--- DATA EXCERPTS Enclosed Below ---

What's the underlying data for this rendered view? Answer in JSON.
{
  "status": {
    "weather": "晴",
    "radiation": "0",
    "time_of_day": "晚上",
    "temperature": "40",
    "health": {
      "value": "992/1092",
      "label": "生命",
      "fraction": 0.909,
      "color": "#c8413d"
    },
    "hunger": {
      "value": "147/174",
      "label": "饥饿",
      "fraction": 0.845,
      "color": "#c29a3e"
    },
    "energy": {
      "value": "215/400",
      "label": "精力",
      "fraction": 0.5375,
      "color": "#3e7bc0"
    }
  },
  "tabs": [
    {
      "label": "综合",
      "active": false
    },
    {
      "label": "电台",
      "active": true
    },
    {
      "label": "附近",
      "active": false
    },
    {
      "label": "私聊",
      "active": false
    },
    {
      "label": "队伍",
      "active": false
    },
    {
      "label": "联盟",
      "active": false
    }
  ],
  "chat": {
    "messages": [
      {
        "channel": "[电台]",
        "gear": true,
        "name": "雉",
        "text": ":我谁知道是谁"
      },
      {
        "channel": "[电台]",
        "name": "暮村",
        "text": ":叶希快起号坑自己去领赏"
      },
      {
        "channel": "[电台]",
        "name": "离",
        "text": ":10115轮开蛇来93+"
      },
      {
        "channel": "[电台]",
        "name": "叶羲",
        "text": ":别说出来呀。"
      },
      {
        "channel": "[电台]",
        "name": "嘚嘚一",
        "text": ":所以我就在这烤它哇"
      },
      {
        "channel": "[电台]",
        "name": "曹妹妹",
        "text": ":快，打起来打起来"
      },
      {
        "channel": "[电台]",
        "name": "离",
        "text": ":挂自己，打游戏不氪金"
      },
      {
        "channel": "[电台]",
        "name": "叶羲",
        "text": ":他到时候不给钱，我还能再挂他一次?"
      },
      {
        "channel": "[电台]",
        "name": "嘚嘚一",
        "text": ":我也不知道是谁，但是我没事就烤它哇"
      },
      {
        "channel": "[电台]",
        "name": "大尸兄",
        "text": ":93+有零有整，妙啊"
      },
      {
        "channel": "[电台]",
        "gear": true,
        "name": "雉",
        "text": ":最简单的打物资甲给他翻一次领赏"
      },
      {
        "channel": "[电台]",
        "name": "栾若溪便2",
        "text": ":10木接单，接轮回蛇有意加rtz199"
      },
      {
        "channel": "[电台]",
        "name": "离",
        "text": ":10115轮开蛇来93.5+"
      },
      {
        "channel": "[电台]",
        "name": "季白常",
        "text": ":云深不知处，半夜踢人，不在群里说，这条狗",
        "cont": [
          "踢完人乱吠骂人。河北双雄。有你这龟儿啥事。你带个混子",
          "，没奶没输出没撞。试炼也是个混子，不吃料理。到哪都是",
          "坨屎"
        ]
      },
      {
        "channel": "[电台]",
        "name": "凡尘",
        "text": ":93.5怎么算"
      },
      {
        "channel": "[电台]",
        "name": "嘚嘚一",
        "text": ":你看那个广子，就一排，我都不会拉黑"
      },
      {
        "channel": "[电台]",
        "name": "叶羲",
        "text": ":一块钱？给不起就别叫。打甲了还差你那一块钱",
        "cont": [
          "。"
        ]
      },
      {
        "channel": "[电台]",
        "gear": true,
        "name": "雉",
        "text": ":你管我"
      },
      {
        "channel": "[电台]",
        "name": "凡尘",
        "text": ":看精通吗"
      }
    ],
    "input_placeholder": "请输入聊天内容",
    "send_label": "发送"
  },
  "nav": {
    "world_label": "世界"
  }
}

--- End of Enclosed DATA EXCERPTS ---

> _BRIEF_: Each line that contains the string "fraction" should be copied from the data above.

> _RESPONSE BOX_:
      "fraction": 0.909,
      "fraction": 0.845,
      "fraction": 0.5375,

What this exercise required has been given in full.